+++ Excerpted records +++

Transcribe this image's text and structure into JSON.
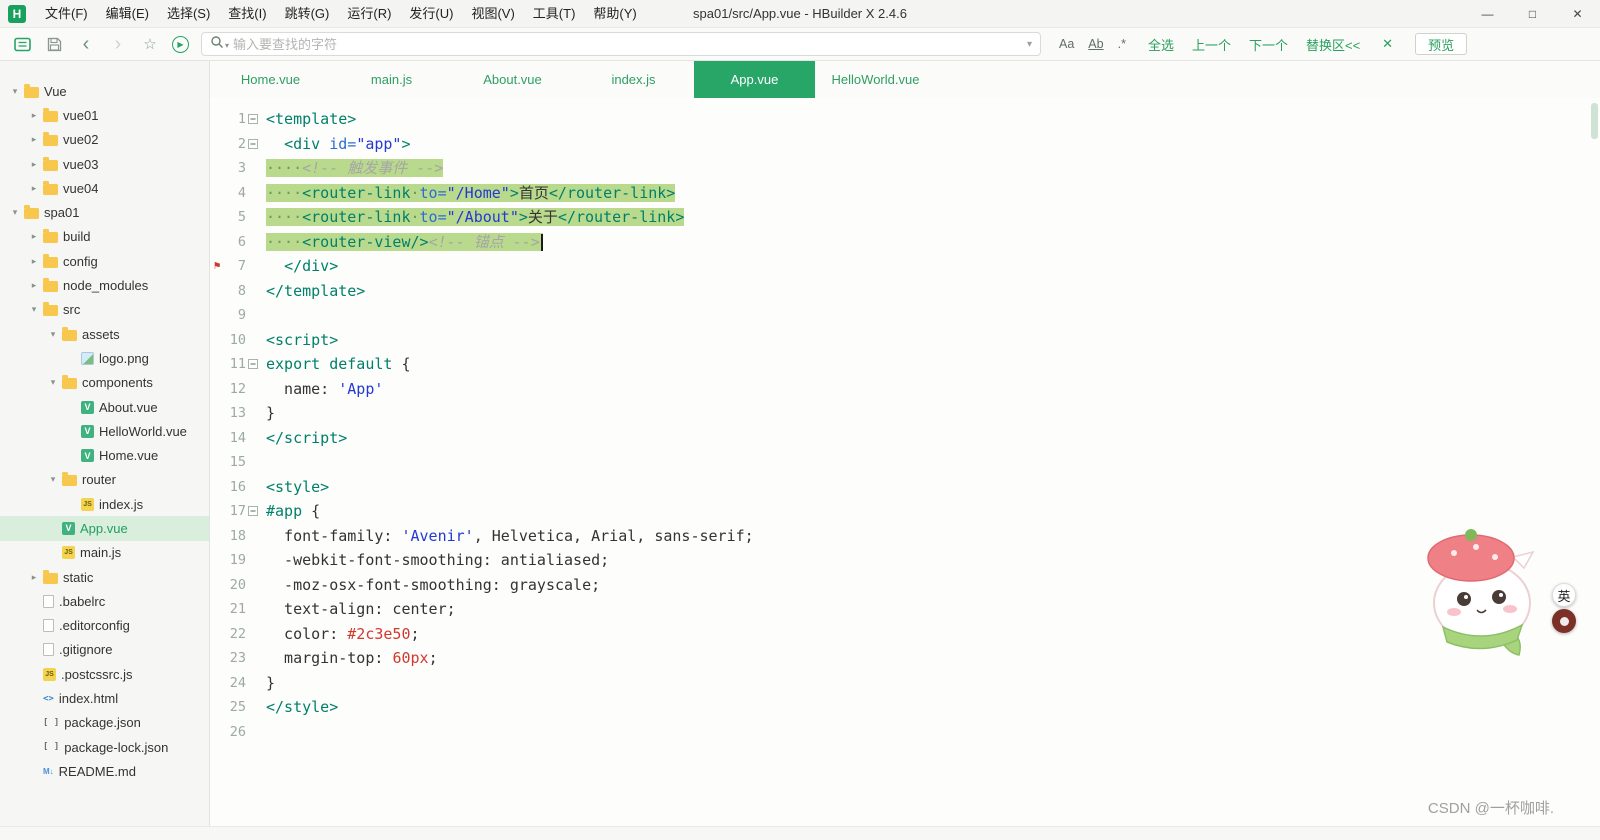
{
  "titlebar": {
    "logo_letter": "H",
    "title": "spa01/src/App.vue - HBuilder X 2.4.6",
    "window_controls": [
      {
        "name": "minimize-button",
        "glyph": "—"
      },
      {
        "name": "maximize-button",
        "glyph": "□"
      },
      {
        "name": "close-button",
        "glyph": "✕"
      }
    ]
  },
  "menubar": {
    "items": [
      "文件(F)",
      "编辑(E)",
      "选择(S)",
      "查找(I)",
      "跳转(G)",
      "运行(R)",
      "发行(U)",
      "视图(V)",
      "工具(T)",
      "帮助(Y)"
    ]
  },
  "icons": {
    "back": "‹",
    "forward": "›",
    "star": "☆",
    "play": "▶",
    "caret_small": "▾",
    "caret": "▾"
  },
  "toolbar": {
    "search_placeholder": "输入要查找的字符",
    "match_options": [
      {
        "name": "match-case-button",
        "label": "Aa"
      },
      {
        "name": "whole-word-button",
        "label": "Ab"
      },
      {
        "name": "regex-button",
        "label": ".*"
      }
    ],
    "find_actions": [
      {
        "name": "select-all-matches-button",
        "label": "全选"
      },
      {
        "name": "find-previous-button",
        "label": "上一个"
      },
      {
        "name": "find-next-button",
        "label": "下一个"
      },
      {
        "name": "toggle-replace-button",
        "label": "替换区<<"
      }
    ],
    "close_find_glyph": "✕",
    "preview_label": "预览"
  },
  "tabs": [
    {
      "label": "Home.vue",
      "active": false
    },
    {
      "label": "main.js",
      "active": false
    },
    {
      "label": "About.vue",
      "active": false
    },
    {
      "label": "index.js",
      "active": false
    },
    {
      "label": "App.vue",
      "active": true
    },
    {
      "label": "HelloWorld.vue",
      "active": false
    }
  ],
  "file_tree": [
    {
      "label": "Vue",
      "level": 0,
      "icon": "folder",
      "state": "expanded"
    },
    {
      "label": "vue01",
      "level": 1,
      "icon": "folder",
      "state": "collapsed"
    },
    {
      "label": "vue02",
      "level": 1,
      "icon": "folder",
      "state": "collapsed"
    },
    {
      "label": "vue03",
      "level": 1,
      "icon": "folder",
      "state": "collapsed"
    },
    {
      "label": "vue04",
      "level": 1,
      "icon": "folder",
      "state": "collapsed"
    },
    {
      "label": "spa01",
      "level": 0,
      "icon": "folder",
      "state": "expanded"
    },
    {
      "label": "build",
      "level": 1,
      "icon": "folder",
      "state": "collapsed"
    },
    {
      "label": "config",
      "level": 1,
      "icon": "folder",
      "state": "collapsed"
    },
    {
      "label": "node_modules",
      "level": 1,
      "icon": "folder",
      "state": "collapsed"
    },
    {
      "label": "src",
      "level": 1,
      "icon": "folder",
      "state": "expanded"
    },
    {
      "label": "assets",
      "level": 2,
      "icon": "folder",
      "state": "expanded"
    },
    {
      "label": "logo.png",
      "level": 3,
      "icon": "png"
    },
    {
      "label": "components",
      "level": 2,
      "icon": "folder",
      "state": "expanded"
    },
    {
      "label": "About.vue",
      "level": 3,
      "icon": "vue"
    },
    {
      "label": "HelloWorld.vue",
      "level": 3,
      "icon": "vue"
    },
    {
      "label": "Home.vue",
      "level": 3,
      "icon": "vue"
    },
    {
      "label": "router",
      "level": 2,
      "icon": "folder",
      "state": "expanded"
    },
    {
      "label": "index.js",
      "level": 3,
      "icon": "js"
    },
    {
      "label": "App.vue",
      "level": 2,
      "icon": "vue",
      "selected": true
    },
    {
      "label": "main.js",
      "level": 2,
      "icon": "js"
    },
    {
      "label": "static",
      "level": 1,
      "icon": "folder",
      "state": "collapsed"
    },
    {
      "label": ".babelrc",
      "level": 1,
      "icon": "file"
    },
    {
      "label": ".editorconfig",
      "level": 1,
      "icon": "file"
    },
    {
      "label": ".gitignore",
      "level": 1,
      "icon": "file"
    },
    {
      "label": ".postcssrc.js",
      "level": 1,
      "icon": "js"
    },
    {
      "label": "index.html",
      "level": 1,
      "icon": "html"
    },
    {
      "label": "package.json",
      "level": 1,
      "icon": "json"
    },
    {
      "label": "package-lock.json",
      "level": 1,
      "icon": "json"
    },
    {
      "label": "README.md",
      "level": 1,
      "icon": "md"
    }
  ],
  "editor": {
    "bookmark_line": 7,
    "lines": [
      {
        "n": 1,
        "fold": true,
        "tok": [
          [
            "g",
            "<template>"
          ]
        ]
      },
      {
        "n": 2,
        "fold": true,
        "tok": [
          [
            "t",
            "  "
          ],
          [
            "g",
            "<div"
          ],
          [
            "t",
            " "
          ],
          [
            "a",
            "id="
          ],
          [
            "s",
            "\"app\""
          ],
          [
            "g",
            ">"
          ]
        ]
      },
      {
        "n": 3,
        "sel": true,
        "tok": [
          [
            "w",
            "····"
          ],
          [
            "c",
            "<!-- 触发事件 -->"
          ]
        ]
      },
      {
        "n": 4,
        "sel": true,
        "tok": [
          [
            "w",
            "····"
          ],
          [
            "g",
            "<router-link"
          ],
          [
            "w",
            "·"
          ],
          [
            "a",
            "to="
          ],
          [
            "s",
            "\"/Home\""
          ],
          [
            "g",
            ">"
          ],
          [
            "t",
            "首页"
          ],
          [
            "g",
            "</router-link>"
          ]
        ]
      },
      {
        "n": 5,
        "sel": true,
        "tok": [
          [
            "w",
            "····"
          ],
          [
            "g",
            "<router-link"
          ],
          [
            "w",
            "·"
          ],
          [
            "a",
            "to="
          ],
          [
            "s",
            "\"/About\""
          ],
          [
            "g",
            ">"
          ],
          [
            "t",
            "关于"
          ],
          [
            "g",
            "</router-link>"
          ]
        ]
      },
      {
        "n": 6,
        "sel": true,
        "cursor": true,
        "tok": [
          [
            "w",
            "····"
          ],
          [
            "g",
            "<router-view/>"
          ],
          [
            "c",
            "<!-- 锚点 -->"
          ]
        ]
      },
      {
        "n": 7,
        "bookmark": true,
        "tok": [
          [
            "t",
            "  "
          ],
          [
            "g",
            "</div>"
          ]
        ]
      },
      {
        "n": 8,
        "tok": [
          [
            "g",
            "</template>"
          ]
        ]
      },
      {
        "n": 9,
        "tok": []
      },
      {
        "n": 10,
        "tok": [
          [
            "g",
            "<script>"
          ]
        ]
      },
      {
        "n": 11,
        "fold": true,
        "tok": [
          [
            "k",
            "export default"
          ],
          [
            "t",
            " {"
          ]
        ]
      },
      {
        "n": 12,
        "tok": [
          [
            "t",
            "  name: "
          ],
          [
            "s",
            "'App'"
          ]
        ]
      },
      {
        "n": 13,
        "tok": [
          [
            "t",
            "}"
          ]
        ]
      },
      {
        "n": 14,
        "tok": [
          [
            "g",
            "</script>"
          ]
        ]
      },
      {
        "n": 15,
        "tok": []
      },
      {
        "n": 16,
        "tok": [
          [
            "g",
            "<style>"
          ]
        ]
      },
      {
        "n": 17,
        "fold": true,
        "tok": [
          [
            "k",
            "#app"
          ],
          [
            "t",
            " {"
          ]
        ]
      },
      {
        "n": 18,
        "tok": [
          [
            "t",
            "  font-family: "
          ],
          [
            "s",
            "'Avenir'"
          ],
          [
            "t",
            ", Helvetica, Arial, sans-serif;"
          ]
        ]
      },
      {
        "n": 19,
        "tok": [
          [
            "t",
            "  -webkit-font-smoothing: antialiased;"
          ]
        ]
      },
      {
        "n": 20,
        "tok": [
          [
            "t",
            "  -moz-osx-font-smoothing: grayscale;"
          ]
        ]
      },
      {
        "n": 21,
        "tok": [
          [
            "t",
            "  text-align: center;"
          ]
        ]
      },
      {
        "n": 22,
        "tok": [
          [
            "t",
            "  color: "
          ],
          [
            "r",
            "#2c3e50"
          ],
          [
            "t",
            ";"
          ]
        ]
      },
      {
        "n": 23,
        "tok": [
          [
            "t",
            "  margin-top: "
          ],
          [
            "r",
            "60px"
          ],
          [
            "t",
            ";"
          ]
        ]
      },
      {
        "n": 24,
        "tok": [
          [
            "t",
            "}"
          ]
        ]
      },
      {
        "n": 25,
        "tok": [
          [
            "g",
            "</style>"
          ]
        ]
      },
      {
        "n": 26,
        "tok": []
      }
    ]
  },
  "overlays": {
    "watermark": "CSDN @一杯咖啡.",
    "badge_translate": "英"
  },
  "colors": {
    "accent_green": "#27a668",
    "tab_active_bg": "#27a668",
    "selection_highlight": "#b9da8c",
    "selected_tree_bg": "#d9eedd",
    "tag_color": "#00806b",
    "attribute_color": "#2e6bd6",
    "string_color": "#2439d4",
    "comment_color": "#a6a6a6",
    "value_red": "#d0392e",
    "bookmark_red": "#cc382c"
  }
}
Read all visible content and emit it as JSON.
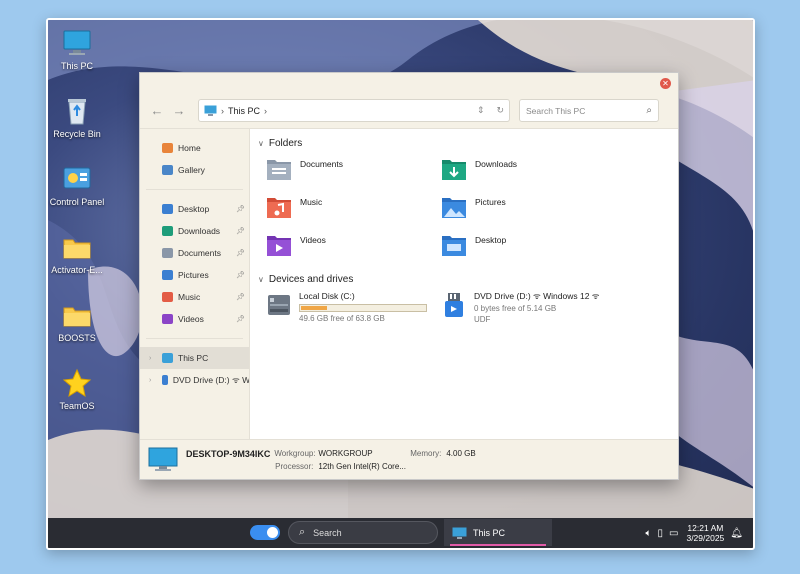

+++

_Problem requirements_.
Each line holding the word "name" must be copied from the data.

_Answer_.
        "name": "minimize-button",
        "name": "maximize-button",
        "name": "close-button",
        "name": "match-case-button",
        "name": "whole-word-button",
        "name": "regex-button",
        "name": "select-all-matches-button",
        "name": "find-previous-button",
        "name": "find-next-button",
        "name": "toggle-replace-button",
            "  name: "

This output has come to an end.